Your goal
All records that follow are to be output exactly.

------------------------------------------------------------------------

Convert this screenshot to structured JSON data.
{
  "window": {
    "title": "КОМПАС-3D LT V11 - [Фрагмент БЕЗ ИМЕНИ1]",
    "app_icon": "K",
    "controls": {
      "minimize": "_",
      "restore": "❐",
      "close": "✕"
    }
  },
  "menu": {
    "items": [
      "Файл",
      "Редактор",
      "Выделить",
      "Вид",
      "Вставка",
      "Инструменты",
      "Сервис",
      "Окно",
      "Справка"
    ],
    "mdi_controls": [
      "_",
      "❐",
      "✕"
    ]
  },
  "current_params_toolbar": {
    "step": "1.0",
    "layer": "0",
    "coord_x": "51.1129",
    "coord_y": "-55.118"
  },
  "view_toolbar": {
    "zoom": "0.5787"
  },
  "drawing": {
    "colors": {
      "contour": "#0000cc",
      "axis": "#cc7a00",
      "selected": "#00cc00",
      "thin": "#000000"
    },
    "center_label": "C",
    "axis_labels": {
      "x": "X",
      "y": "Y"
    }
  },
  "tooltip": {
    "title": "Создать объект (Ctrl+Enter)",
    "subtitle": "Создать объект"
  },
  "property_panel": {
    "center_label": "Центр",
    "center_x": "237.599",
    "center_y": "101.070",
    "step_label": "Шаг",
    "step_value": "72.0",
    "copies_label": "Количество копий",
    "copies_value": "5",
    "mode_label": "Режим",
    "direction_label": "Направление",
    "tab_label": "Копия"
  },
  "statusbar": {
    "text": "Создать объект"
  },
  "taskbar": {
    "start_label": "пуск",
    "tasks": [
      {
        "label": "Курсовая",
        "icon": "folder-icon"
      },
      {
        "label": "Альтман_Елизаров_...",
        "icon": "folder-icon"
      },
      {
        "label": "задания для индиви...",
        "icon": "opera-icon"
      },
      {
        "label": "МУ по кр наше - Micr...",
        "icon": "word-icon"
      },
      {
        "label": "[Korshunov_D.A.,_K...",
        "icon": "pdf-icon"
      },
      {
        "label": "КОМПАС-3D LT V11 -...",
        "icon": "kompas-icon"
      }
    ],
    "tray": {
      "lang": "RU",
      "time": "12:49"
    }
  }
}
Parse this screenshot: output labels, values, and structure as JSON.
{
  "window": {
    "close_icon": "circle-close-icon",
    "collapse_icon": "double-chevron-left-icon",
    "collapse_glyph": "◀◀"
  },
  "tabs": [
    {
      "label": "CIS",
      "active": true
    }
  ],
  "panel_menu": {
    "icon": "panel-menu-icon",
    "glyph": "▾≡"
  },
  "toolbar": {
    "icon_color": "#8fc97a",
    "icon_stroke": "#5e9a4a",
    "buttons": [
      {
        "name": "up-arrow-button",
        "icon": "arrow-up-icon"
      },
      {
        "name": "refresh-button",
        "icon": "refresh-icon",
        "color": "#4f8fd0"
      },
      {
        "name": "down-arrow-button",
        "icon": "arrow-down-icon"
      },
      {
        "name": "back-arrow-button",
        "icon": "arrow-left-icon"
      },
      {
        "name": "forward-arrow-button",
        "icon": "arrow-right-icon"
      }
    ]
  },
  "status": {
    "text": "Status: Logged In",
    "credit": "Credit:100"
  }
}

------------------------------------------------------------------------

Exercise response
Convert this screenshot to structured JSON data.
{
  "window": {
    "title": "КОМПАС-3D LT V11 - [Фрагмент БЕЗ ИМЕНИ1]",
    "app_icon": "K",
    "controls": {
      "minimize": "_",
      "restore": "❐",
      "close": "✕"
    }
  },
  "menu": {
    "items": [
      "Файл",
      "Редактор",
      "Выделить",
      "Вид",
      "Вставка",
      "Инструменты",
      "Сервис",
      "Окно",
      "Справка"
    ],
    "mdi_controls": [
      "_",
      "❐",
      "✕"
    ]
  },
  "current_params_toolbar": {
    "step": "1.0",
    "layer": "0",
    "coord_x": "51.1129",
    "coord_y": "-55.118"
  },
  "view_toolbar": {
    "zoom": "0.5787"
  },
  "drawing": {
    "colors": {
      "contour": "#0000cc",
      "axis": "#cc7a00",
      "selected": "#00cc00",
      "thin": "#000000"
    },
    "center_label": "C",
    "axis_labels": {
      "x": "X",
      "y": "Y"
    }
  },
  "tooltip": {
    "title": "Создать объект (Ctrl+Enter)",
    "subtitle": "Создать объект"
  },
  "property_panel": {
    "center_label": "Центр",
    "center_x": "237.599",
    "center_y": "101.070",
    "step_label": "Шаг",
    "step_value": "72.0",
    "copies_label": "Количество копий",
    "copies_value": "5",
    "mode_label": "Режим",
    "direction_label": "Направление",
    "tab_label": "Копия"
  },
  "statusbar": {
    "text": "Создать объект"
  },
  "taskbar": {
    "start_label": "пуск",
    "tasks": [
      {
        "label": "Курсовая",
        "icon": "folder-icon"
      },
      {
        "label": "Альтман_Елизаров_...",
        "icon": "folder-icon"
      },
      {
        "label": "задания для индиви...",
        "icon": "opera-icon"
      },
      {
        "label": "МУ по кр наше - Micr...",
        "icon": "word-icon"
      },
      {
        "label": "[Korshunov_D.A.,_K...",
        "icon": "pdf-icon"
      },
      {
        "label": "КОМПАС-3D LT V11 -...",
        "icon": "kompas-icon"
      }
    ],
    "tray": {
      "lang": "RU",
      "time": "12:49"
    }
  }
}
Parse this screenshot: output labels, values, and structure as JSON.
{
  "window": {
    "close_icon": "circle-close-icon",
    "collapse_icon": "double-chevron-left-icon",
    "collapse_glyph": "◀◀"
  },
  "tabs": [
    {
      "label": "CIS",
      "active": true
    }
  ],
  "panel_menu": {
    "icon": "panel-menu-icon",
    "glyph": "▾≡"
  },
  "toolbar": {
    "icon_color": "#8fc97a",
    "icon_stroke": "#5e9a4a",
    "buttons": [
      {
        "name": "up-arrow-button",
        "icon": "arrow-up-icon"
      },
      {
        "name": "refresh-button",
        "icon": "refresh-icon",
        "color": "#4f8fd0"
      },
      {
        "name": "down-arrow-button",
        "icon": "arrow-down-icon"
      },
      {
        "name": "back-arrow-button",
        "icon": "arrow-left-icon"
      },
      {
        "name": "forward-arrow-button",
        "icon": "arrow-right-icon"
      }
    ]
  },
  "status": {
    "text": "Status: Logged In",
    "credit": "Credit:100"
  }
}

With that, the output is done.